[Excerpts from a dataset]

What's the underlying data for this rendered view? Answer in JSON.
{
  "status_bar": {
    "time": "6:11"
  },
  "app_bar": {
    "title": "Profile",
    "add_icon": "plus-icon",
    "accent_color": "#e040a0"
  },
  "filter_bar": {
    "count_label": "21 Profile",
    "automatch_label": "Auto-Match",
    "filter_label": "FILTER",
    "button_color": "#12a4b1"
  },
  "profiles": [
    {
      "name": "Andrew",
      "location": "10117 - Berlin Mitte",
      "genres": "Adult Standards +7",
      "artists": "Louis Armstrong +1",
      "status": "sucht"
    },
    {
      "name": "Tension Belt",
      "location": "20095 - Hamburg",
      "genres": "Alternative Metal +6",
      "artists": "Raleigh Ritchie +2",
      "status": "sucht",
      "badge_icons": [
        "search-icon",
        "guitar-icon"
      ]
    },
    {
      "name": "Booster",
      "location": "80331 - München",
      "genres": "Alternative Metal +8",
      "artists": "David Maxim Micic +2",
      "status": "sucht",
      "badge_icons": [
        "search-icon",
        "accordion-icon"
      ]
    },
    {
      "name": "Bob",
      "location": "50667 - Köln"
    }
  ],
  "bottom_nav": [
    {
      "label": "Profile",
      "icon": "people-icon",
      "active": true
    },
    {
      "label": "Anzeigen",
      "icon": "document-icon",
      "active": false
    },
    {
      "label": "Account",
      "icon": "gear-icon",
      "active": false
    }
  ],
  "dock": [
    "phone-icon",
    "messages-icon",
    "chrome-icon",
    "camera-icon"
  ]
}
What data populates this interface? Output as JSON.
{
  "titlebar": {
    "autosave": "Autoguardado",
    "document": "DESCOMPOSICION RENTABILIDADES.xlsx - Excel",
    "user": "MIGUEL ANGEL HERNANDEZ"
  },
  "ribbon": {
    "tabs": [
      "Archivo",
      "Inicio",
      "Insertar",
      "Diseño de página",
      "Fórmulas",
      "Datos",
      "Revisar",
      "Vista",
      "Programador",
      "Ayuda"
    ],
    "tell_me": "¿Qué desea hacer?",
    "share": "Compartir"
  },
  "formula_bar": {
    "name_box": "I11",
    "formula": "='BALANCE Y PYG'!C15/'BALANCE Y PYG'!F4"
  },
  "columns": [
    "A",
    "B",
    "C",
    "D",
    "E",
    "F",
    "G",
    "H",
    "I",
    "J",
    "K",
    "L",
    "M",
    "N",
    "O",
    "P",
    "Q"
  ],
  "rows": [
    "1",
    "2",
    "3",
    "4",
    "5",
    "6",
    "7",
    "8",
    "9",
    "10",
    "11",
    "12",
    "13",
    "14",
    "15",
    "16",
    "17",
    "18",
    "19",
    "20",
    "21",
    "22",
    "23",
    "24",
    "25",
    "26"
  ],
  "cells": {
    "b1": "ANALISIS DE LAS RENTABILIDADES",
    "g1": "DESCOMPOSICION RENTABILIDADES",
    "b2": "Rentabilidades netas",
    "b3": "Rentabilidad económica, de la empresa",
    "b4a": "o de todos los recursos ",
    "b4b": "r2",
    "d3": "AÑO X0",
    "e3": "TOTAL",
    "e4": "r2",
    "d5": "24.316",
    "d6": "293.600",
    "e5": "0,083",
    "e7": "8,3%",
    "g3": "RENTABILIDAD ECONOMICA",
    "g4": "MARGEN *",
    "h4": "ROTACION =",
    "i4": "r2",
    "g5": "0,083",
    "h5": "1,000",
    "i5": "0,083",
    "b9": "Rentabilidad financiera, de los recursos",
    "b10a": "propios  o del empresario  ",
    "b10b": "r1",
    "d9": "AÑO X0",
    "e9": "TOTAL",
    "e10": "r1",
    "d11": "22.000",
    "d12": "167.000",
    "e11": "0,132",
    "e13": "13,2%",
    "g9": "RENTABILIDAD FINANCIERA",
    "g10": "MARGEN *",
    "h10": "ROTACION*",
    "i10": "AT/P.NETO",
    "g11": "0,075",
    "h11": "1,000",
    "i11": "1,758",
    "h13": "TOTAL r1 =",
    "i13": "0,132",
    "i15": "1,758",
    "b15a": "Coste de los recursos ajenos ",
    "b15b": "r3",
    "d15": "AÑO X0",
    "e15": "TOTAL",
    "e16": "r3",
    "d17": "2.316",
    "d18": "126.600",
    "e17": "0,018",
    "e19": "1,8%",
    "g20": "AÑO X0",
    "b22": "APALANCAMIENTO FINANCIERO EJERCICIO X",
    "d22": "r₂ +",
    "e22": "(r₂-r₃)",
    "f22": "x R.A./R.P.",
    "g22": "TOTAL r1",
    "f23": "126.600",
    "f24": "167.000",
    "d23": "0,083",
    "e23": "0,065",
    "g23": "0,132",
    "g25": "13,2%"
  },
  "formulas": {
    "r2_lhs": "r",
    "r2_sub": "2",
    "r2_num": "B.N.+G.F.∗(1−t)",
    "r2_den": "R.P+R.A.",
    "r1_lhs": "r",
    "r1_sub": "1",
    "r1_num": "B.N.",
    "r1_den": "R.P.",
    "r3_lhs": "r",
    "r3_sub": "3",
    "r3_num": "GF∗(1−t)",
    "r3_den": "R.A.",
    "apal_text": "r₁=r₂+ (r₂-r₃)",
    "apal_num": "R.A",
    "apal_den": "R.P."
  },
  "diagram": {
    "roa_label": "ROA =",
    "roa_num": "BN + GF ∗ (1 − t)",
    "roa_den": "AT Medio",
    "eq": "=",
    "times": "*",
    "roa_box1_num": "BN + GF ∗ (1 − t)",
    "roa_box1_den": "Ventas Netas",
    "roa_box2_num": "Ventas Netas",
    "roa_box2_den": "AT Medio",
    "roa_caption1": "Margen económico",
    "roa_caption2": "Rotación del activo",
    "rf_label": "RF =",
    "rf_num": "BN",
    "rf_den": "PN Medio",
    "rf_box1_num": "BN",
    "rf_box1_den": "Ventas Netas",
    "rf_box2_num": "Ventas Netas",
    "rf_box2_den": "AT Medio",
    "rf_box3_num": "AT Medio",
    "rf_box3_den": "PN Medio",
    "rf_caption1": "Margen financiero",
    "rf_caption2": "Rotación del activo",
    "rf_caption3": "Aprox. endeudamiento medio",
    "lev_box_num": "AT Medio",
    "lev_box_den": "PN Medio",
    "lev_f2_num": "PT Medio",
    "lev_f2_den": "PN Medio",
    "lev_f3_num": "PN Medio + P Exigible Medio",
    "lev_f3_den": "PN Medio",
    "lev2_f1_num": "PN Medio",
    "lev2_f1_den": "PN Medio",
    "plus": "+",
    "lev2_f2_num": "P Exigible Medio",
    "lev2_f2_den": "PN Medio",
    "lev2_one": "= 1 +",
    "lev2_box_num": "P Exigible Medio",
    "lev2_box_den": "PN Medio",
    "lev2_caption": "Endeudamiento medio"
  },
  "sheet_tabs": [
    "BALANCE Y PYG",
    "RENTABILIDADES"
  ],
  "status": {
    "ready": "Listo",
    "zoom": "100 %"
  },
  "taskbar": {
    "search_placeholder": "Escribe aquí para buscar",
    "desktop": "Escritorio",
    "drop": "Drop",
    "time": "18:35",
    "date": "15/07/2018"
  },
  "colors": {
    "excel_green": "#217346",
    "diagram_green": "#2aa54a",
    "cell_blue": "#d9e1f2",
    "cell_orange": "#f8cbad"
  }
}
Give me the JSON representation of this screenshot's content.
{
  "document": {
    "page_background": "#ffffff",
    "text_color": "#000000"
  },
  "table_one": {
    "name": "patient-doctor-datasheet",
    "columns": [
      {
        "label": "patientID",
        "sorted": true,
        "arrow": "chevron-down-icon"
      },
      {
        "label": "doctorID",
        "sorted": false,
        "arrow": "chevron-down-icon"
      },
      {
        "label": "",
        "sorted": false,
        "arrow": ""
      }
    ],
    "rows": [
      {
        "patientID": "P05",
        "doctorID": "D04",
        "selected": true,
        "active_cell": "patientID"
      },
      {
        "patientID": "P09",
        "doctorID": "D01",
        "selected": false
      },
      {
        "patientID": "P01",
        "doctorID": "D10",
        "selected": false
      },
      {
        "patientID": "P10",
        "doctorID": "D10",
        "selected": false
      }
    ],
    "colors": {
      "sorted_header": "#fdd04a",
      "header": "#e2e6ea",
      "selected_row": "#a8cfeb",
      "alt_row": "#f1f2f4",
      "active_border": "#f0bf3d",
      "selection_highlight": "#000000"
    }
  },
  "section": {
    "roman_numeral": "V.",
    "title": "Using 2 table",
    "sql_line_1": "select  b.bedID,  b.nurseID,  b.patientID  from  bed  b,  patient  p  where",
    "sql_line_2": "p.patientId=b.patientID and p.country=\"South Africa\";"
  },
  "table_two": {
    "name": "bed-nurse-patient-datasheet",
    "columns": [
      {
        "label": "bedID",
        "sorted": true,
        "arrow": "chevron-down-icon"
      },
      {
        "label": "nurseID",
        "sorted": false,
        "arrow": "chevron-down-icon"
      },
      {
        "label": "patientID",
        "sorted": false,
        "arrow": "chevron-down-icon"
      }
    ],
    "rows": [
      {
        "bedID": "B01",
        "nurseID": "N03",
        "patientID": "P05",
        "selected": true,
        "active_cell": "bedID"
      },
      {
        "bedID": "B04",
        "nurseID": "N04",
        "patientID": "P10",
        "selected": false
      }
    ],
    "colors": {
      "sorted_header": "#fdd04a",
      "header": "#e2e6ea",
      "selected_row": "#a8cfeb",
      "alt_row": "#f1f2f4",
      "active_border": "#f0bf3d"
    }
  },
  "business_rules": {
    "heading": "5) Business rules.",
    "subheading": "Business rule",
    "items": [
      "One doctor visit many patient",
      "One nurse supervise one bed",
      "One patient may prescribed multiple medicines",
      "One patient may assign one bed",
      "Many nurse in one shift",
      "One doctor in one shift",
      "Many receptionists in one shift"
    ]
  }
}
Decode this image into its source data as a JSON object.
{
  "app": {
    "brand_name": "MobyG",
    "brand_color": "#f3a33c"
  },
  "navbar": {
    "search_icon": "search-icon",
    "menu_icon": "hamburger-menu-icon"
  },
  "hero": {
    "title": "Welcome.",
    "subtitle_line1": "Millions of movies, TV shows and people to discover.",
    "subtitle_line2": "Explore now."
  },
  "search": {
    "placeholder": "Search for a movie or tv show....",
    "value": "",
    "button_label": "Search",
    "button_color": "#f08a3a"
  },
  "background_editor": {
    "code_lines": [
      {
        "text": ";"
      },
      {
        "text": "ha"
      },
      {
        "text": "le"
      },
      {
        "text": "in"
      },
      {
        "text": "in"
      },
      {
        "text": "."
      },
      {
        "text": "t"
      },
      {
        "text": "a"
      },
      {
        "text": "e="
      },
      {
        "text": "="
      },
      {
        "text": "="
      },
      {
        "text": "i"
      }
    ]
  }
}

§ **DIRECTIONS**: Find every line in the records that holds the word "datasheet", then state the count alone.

§ **EXERCISE RESPONSE**: 2